»»
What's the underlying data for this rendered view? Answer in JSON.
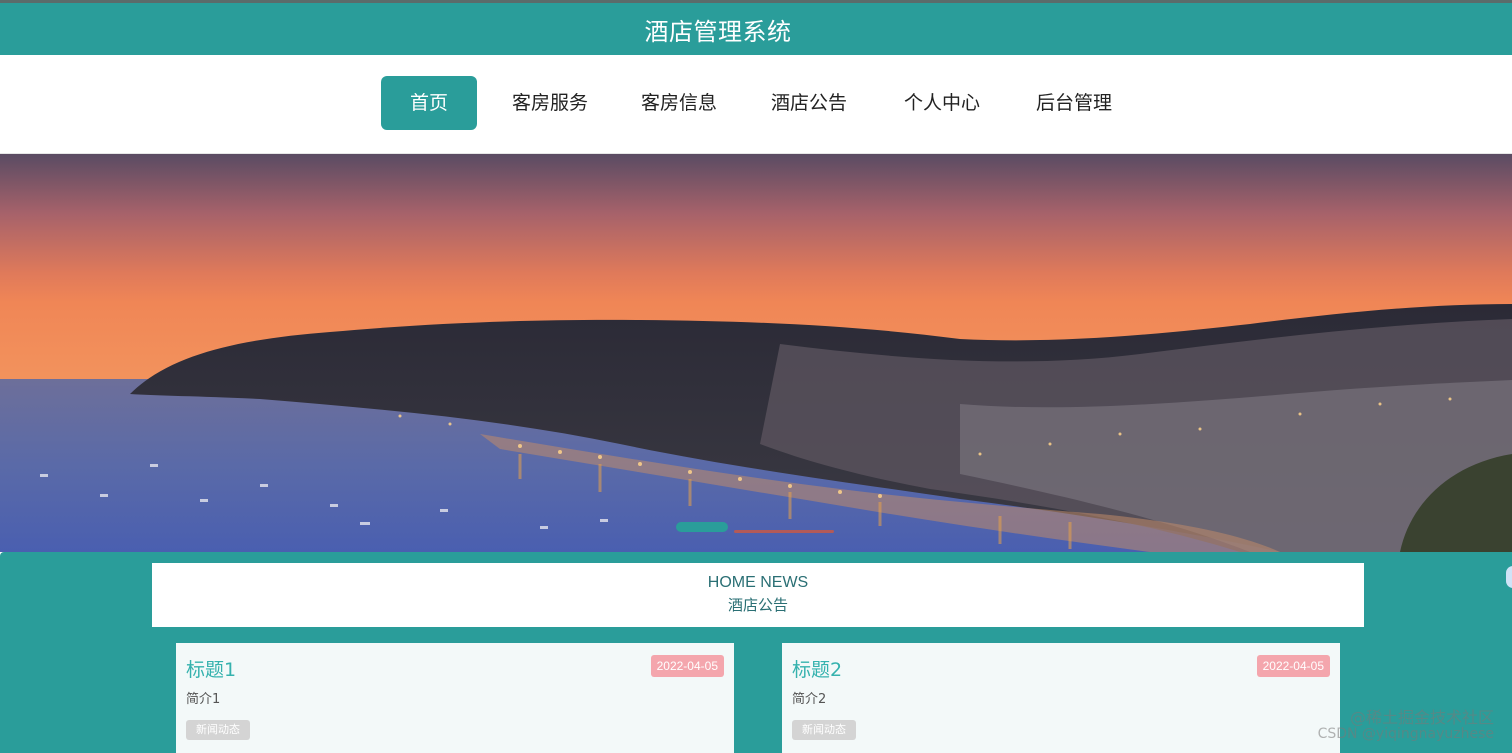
{
  "app": {
    "title": "酒店管理系统"
  },
  "nav": {
    "items": [
      {
        "label": "首页",
        "active": true
      },
      {
        "label": "客房服务",
        "active": false
      },
      {
        "label": "客房信息",
        "active": false
      },
      {
        "label": "酒店公告",
        "active": false
      },
      {
        "label": "个人中心",
        "active": false
      },
      {
        "label": "后台管理",
        "active": false
      }
    ]
  },
  "banner": {
    "image": "harbor-town-at-sunset",
    "slide_count": 2,
    "active_slide": 1
  },
  "news": {
    "heading_en": "HOME NEWS",
    "heading_cn": "酒店公告",
    "cards": [
      {
        "title": "标题1",
        "date": "2022-04-05",
        "brief": "简介1",
        "tag": "新闻动态"
      },
      {
        "title": "标题2",
        "date": "2022-04-05",
        "brief": "简介2",
        "tag": "新闻动态"
      }
    ]
  },
  "watermark": {
    "line1": "@稀土掘金技术社区",
    "line2": "CSDN @yiqingnayuzhese"
  },
  "colors": {
    "accent": "#2a9d9a",
    "date_badge": "#f4a6ad",
    "title_text": "#35b2ae"
  }
}
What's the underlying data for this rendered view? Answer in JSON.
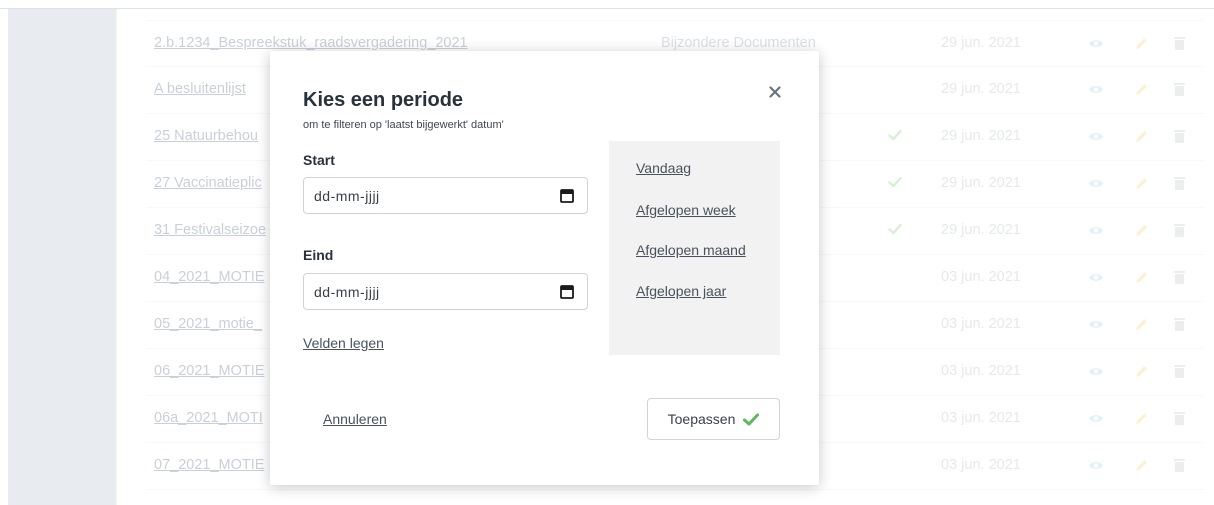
{
  "table": {
    "rows": [
      {
        "name": "2.b.1234_Bespreekstuk_raadsvergadering_2021",
        "category": "Bijzondere Documenten",
        "checked": false,
        "date": "29 jun. 2021"
      },
      {
        "name": "A besluitenlijst",
        "category": "",
        "checked": false,
        "date": "29 jun. 2021"
      },
      {
        "name": "25 Natuurbehou",
        "category": "",
        "checked": true,
        "date": "29 jun. 2021"
      },
      {
        "name": "27 Vaccinatieplic",
        "category": "",
        "checked": true,
        "date": "29 jun. 2021"
      },
      {
        "name": "31 Festivalseizoe",
        "category": "",
        "checked": true,
        "date": "29 jun. 2021"
      },
      {
        "name": "04_2021_MOTIE",
        "category": "",
        "checked": false,
        "date": "03 jun. 2021"
      },
      {
        "name": "05_2021_motie_",
        "category": "",
        "checked": false,
        "date": "03 jun. 2021"
      },
      {
        "name": "06_2021_MOTIE",
        "category": "",
        "checked": false,
        "date": "03 jun. 2021"
      },
      {
        "name": "06a_2021_MOTI",
        "category": "",
        "checked": false,
        "date": "03 jun. 2021"
      },
      {
        "name": "07_2021_MOTIE",
        "category": "",
        "checked": false,
        "date": "03 jun. 2021"
      }
    ]
  },
  "modal": {
    "title": "Kies een periode",
    "subtitle": "om te filteren op 'laatst bijgewerkt' datum'",
    "start_label": "Start",
    "start_placeholder": "dd-mm-jjjj",
    "end_label": "Eind",
    "end_placeholder": "dd-mm-jjjj",
    "clear_label": "Velden legen",
    "presets": [
      "Vandaag",
      "Afgelopen week",
      "Afgelopen maand",
      "Afgelopen jaar"
    ],
    "cancel_label": "Annuleren",
    "apply_label": "Toepassen"
  },
  "colors": {
    "accent_green": "#5cb85c",
    "sidebar": "#ccd5de"
  },
  "icons": [
    "eye-icon",
    "pencil-icon",
    "trash-icon",
    "check-icon",
    "close-icon",
    "calendar-icon"
  ]
}
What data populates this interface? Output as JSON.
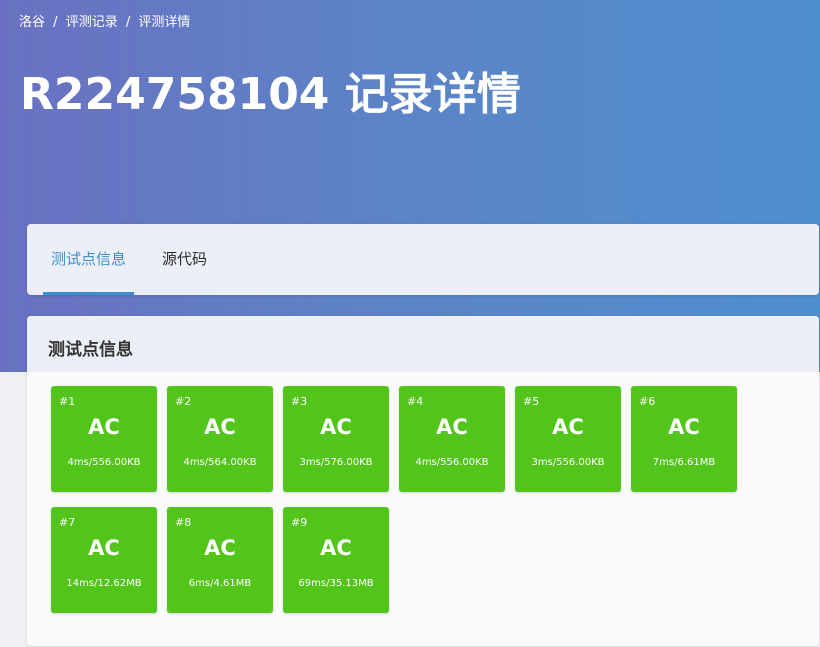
{
  "breadcrumb": {
    "items": [
      "洛谷",
      "评测记录",
      "评测详情"
    ],
    "separator": "/"
  },
  "page": {
    "title": "R224758104 记录详情"
  },
  "tabs": [
    {
      "label": "测试点信息",
      "active": true
    },
    {
      "label": "源代码",
      "active": false
    }
  ],
  "cases_section": {
    "title": "测试点信息"
  },
  "test_cases": [
    {
      "id": "#1",
      "status": "AC",
      "info": "4ms/556.00KB"
    },
    {
      "id": "#2",
      "status": "AC",
      "info": "4ms/564.00KB"
    },
    {
      "id": "#3",
      "status": "AC",
      "info": "3ms/576.00KB"
    },
    {
      "id": "#4",
      "status": "AC",
      "info": "4ms/556.00KB"
    },
    {
      "id": "#5",
      "status": "AC",
      "info": "3ms/556.00KB"
    },
    {
      "id": "#6",
      "status": "AC",
      "info": "7ms/6.61MB"
    },
    {
      "id": "#7",
      "status": "AC",
      "info": "14ms/12.62MB"
    },
    {
      "id": "#8",
      "status": "AC",
      "info": "6ms/4.61MB"
    },
    {
      "id": "#9",
      "status": "AC",
      "info": "69ms/35.13MB"
    }
  ],
  "colors": {
    "accepted": "#52c41a",
    "tab_active": "#3e90cc",
    "hero_start": "#6a71c2",
    "hero_end": "#4f8fcf"
  }
}
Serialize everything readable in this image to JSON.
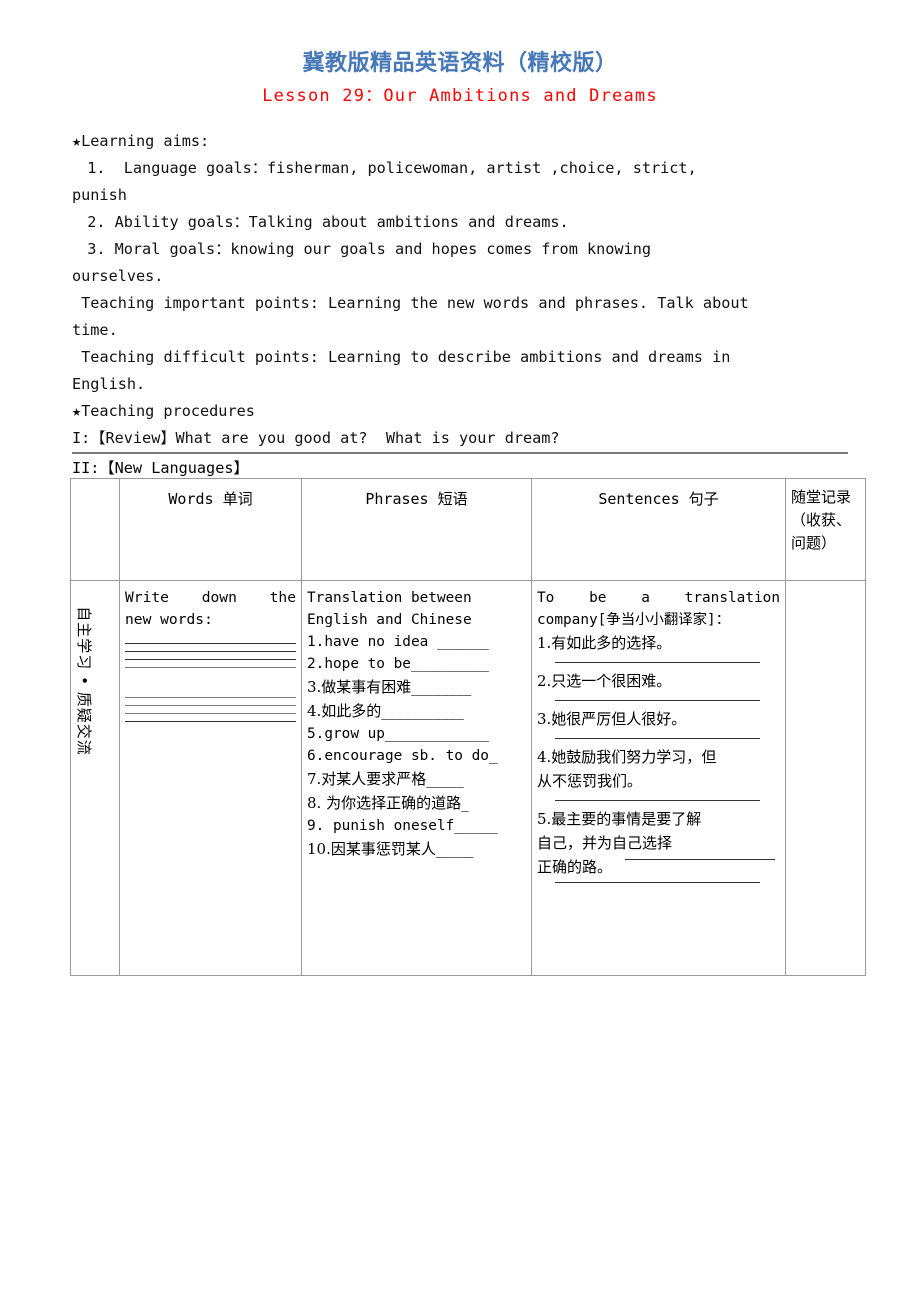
{
  "header": {
    "publisher_line": "冀教版精品英语资料（精校版）",
    "lesson_title": "Lesson 29：Our Ambitions and Dreams",
    "title_color_cn": "#4779B8",
    "title_color_lesson": "#FF0000"
  },
  "aims": {
    "heading": "★Learning aims:",
    "item1": "　1.  Language goals：fisherman, policewoman, artist ,choice, strict,",
    "item1_cont": "punish",
    "item2": "　2. Ability goals：Talking about ambitions and dreams.",
    "item3": "　3. Moral goals：knowing our goals and hopes comes from knowing",
    "item3_cont": "ourselves."
  },
  "points": {
    "important": " Teaching important points: Learning the new words and phrases. Talk about",
    "important_cont": "time.",
    "difficult": " Teaching difficult points: Learning to describe ambitions and dreams in",
    "difficult_cont": "English."
  },
  "procedures": {
    "heading": "★Teaching procedures",
    "step1": "I:【Review】What are you good at?  What is your dream?",
    "step2": "II:【New Languages】"
  },
  "table": {
    "headers": {
      "col0": "",
      "words": "Words 单词",
      "phrases": "Phrases 短语",
      "sentences": "Sentences 句子",
      "notes": "随堂记录（收获、问题）"
    },
    "row_label": "自主学习 • 质疑交流",
    "words_cell": {
      "prompt_line1": "Write down the",
      "prompt_line2": "new words:",
      "blank_line_count_group1": 4,
      "blank_line_count_group2": 4
    },
    "phrases_cell": {
      "intro_line1": "Translation between",
      "intro_line2": "English and Chinese",
      "items": [
        "1.have no idea ______",
        "2.hope to be_________",
        "3.做某事有困难________",
        "4.如此多的___________",
        "5.grow up____________",
        "6.encourage sb. to do_",
        "7.对某人要求严格_____",
        "8.  为你选择正确的道路_",
        "9.  punish oneself_____",
        "10.因某事惩罚某人_____"
      ]
    },
    "sentences_cell": {
      "intro_line1": "To  be  a  translation",
      "intro_line2": "company[争当小小翻译家]：",
      "items": [
        "1.有如此多的选择。",
        "2.只选一个很困难。",
        "3.她很严厉但人很好。",
        "4.她鼓励我们努力学习，但从不惩罚我们。",
        "5.最主要的事情是要了解自己，并为自己选择",
        "正确的路。"
      ],
      "item4_line1": "4.她鼓励我们努力学习，但",
      "item4_line2": "从不惩罚我们。",
      "item5_line1": " 5.最主要的事情是要了解",
      "item5_line2": "自己，并为自己选择",
      "item5_line3": " 正确的路。"
    }
  }
}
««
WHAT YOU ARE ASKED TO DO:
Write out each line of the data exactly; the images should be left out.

ANSWER TO THIS TASK:
What's the underlying data for this rendered view? Answer in JSON.
{
  "app": {
    "title": "酒店管理系统"
  },
  "nav": {
    "items": [
      {
        "label": "首页",
        "active": true
      },
      {
        "label": "客房服务",
        "active": false
      },
      {
        "label": "客房信息",
        "active": false
      },
      {
        "label": "酒店公告",
        "active": false
      },
      {
        "label": "个人中心",
        "active": false
      },
      {
        "label": "后台管理",
        "active": false
      }
    ]
  },
  "banner": {
    "image": "harbor-town-at-sunset",
    "slide_count": 2,
    "active_slide": 1
  },
  "news": {
    "heading_en": "HOME NEWS",
    "heading_cn": "酒店公告",
    "cards": [
      {
        "title": "标题1",
        "date": "2022-04-05",
        "brief": "简介1",
        "tag": "新闻动态"
      },
      {
        "title": "标题2",
        "date": "2022-04-05",
        "brief": "简介2",
        "tag": "新闻动态"
      }
    ]
  },
  "watermark": {
    "line1": "@稀土掘金技术社区",
    "line2": "CSDN @yiqingnayuzhese"
  },
  "colors": {
    "accent": "#2a9d9a",
    "date_badge": "#f4a6ad",
    "title_text": "#35b2ae"
  }
}
What's the underlying data for this rendered view? Answer in JSON.
{
  "table": {
    "rows": [
      {
        "name": "2.b.1234_Bespreekstuk_raadsvergadering_2021",
        "category": "Bijzondere Documenten",
        "checked": false,
        "date": "29 jun. 2021"
      },
      {
        "name": "A besluitenlijst",
        "category": "",
        "checked": false,
        "date": "29 jun. 2021"
      },
      {
        "name": "25 Natuurbehou",
        "category": "",
        "checked": true,
        "date": "29 jun. 2021"
      },
      {
        "name": "27 Vaccinatieplic",
        "category": "",
        "checked": true,
        "date": "29 jun. 2021"
      },
      {
        "name": "31 Festivalseizoe",
        "category": "",
        "checked": true,
        "date": "29 jun. 2021"
      },
      {
        "name": "04_2021_MOTIE",
        "category": "",
        "checked": false,
        "date": "03 jun. 2021"
      },
      {
        "name": "05_2021_motie_",
        "category": "",
        "checked": false,
        "date": "03 jun. 2021"
      },
      {
        "name": "06_2021_MOTIE",
        "category": "",
        "checked": false,
        "date": "03 jun. 2021"
      },
      {
        "name": "06a_2021_MOTI",
        "category": "",
        "checked": false,
        "date": "03 jun. 2021"
      },
      {
        "name": "07_2021_MOTIE",
        "category": "",
        "checked": false,
        "date": "03 jun. 2021"
      }
    ]
  },
  "modal": {
    "title": "Kies een periode",
    "subtitle": "om te filteren op 'laatst bijgewerkt' datum'",
    "start_label": "Start",
    "start_placeholder": "dd-mm-jjjj",
    "end_label": "Eind",
    "end_placeholder": "dd-mm-jjjj",
    "clear_label": "Velden legen",
    "presets": [
      "Vandaag",
      "Afgelopen week",
      "Afgelopen maand",
      "Afgelopen jaar"
    ],
    "cancel_label": "Annuleren",
    "apply_label": "Toepassen"
  },
  "colors": {
    "accent_green": "#5cb85c",
    "sidebar": "#ccd5de"
  },
  "icons": [
    "eye-icon",
    "pencil-icon",
    "trash-icon",
    "check-icon",
    "close-icon",
    "calendar-icon"
  ]
}
What data populates this interface? Output as JSON.
{
  "breadcrumb": {
    "items": [
      "洛谷",
      "评测记录",
      "评测详情"
    ],
    "separator": "/"
  },
  "page": {
    "title": "R224758104 记录详情"
  },
  "tabs": [
    {
      "label": "测试点信息",
      "active": true
    },
    {
      "label": "源代码",
      "active": false
    }
  ],
  "cases_section": {
    "title": "测试点信息"
  },
  "test_cases": [
    {
      "id": "#1",
      "status": "AC",
      "info": "4ms/556.00KB"
    },
    {
      "id": "#2",
      "status": "AC",
      "info": "4ms/564.00KB"
    },
    {
      "id": "#3",
      "status": "AC",
      "info": "3ms/576.00KB"
    },
    {
      "id": "#4",
      "status": "AC",
      "info": "4ms/556.00KB"
    },
    {
      "id": "#5",
      "status": "AC",
      "info": "3ms/556.00KB"
    },
    {
      "id": "#6",
      "status": "AC",
      "info": "7ms/6.61MB"
    },
    {
      "id": "#7",
      "status": "AC",
      "info": "14ms/12.62MB"
    },
    {
      "id": "#8",
      "status": "AC",
      "info": "6ms/4.61MB"
    },
    {
      "id": "#9",
      "status": "AC",
      "info": "69ms/35.13MB"
    }
  ],
  "colors": {
    "accepted": "#52c41a",
    "tab_active": "#3e90cc",
    "hero_start": "#6a71c2",
    "hero_end": "#4f8fcf"
  }
}
Serialize everything readable in this image to JSON.
{
  "header": {
    "publisher_line": "冀教版精品英语资料（精校版）",
    "lesson_title": "Lesson 29：Our Ambitions and Dreams",
    "title_color_cn": "#4779B8",
    "title_color_lesson": "#FF0000"
  },
  "aims": {
    "heading": "★Learning aims:",
    "item1": "　1.  Language goals：fisherman, policewoman, artist ,choice, strict,",
    "item1_cont": "punish",
    "item2": "　2. Ability goals：Talking about ambitions and dreams.",
    "item3": "　3. Moral goals：knowing our goals and hopes comes from knowing",
    "item3_cont": "ourselves."
  },
  "points": {
    "important": " Teaching important points: Learning the new words and phrases. Talk about",
    "important_cont": "time.",
    "difficult": " Teaching difficult points: Learning to describe ambitions and dreams in",
    "difficult_cont": "English."
  },
  "procedures": {
    "heading": "★Teaching procedures",
    "step1": "I:【Review】What are you good at?  What is your dream?",
    "step2": "II:【New Languages】"
  },
  "table": {
    "headers": {
      "col0": "",
      "words": "Words 单词",
      "phrases": "Phrases 短语",
      "sentences": "Sentences 句子",
      "notes": "随堂记录（收获、问题）"
    },
    "row_label": "自主学习 • 质疑交流",
    "words_cell": {
      "prompt_line1": "Write down the",
      "prompt_line2": "new words:",
      "blank_line_count_group1": 4,
      "blank_line_count_group2": 4
    },
    "phrases_cell": {
      "intro_line1": "Translation between",
      "intro_line2": "English and Chinese",
      "items": [
        "1.have no idea ______",
        "2.hope to be_________",
        "3.做某事有困难________",
        "4.如此多的___________",
        "5.grow up____________",
        "6.encourage sb. to do_",
        "7.对某人要求严格_____",
        "8.  为你选择正确的道路_",
        "9.  punish oneself_____",
        "10.因某事惩罚某人_____"
      ]
    },
    "sentences_cell": {
      "intro_line1": "To  be  a  translation",
      "intro_line2": "company[争当小小翻译家]：",
      "items": [
        "1.有如此多的选择。",
        "2.只选一个很困难。",
        "3.她很严厉但人很好。",
        "4.她鼓励我们努力学习，但从不惩罚我们。",
        "5.最主要的事情是要了解自己，并为自己选择",
        "正确的路。"
      ],
      "item4_line1": "4.她鼓励我们努力学习，但",
      "item4_line2": "从不惩罚我们。",
      "item5_line1": " 5.最主要的事情是要了解",
      "item5_line2": "自己，并为自己选择",
      "item5_line3": " 正确的路。"
    }
  }
}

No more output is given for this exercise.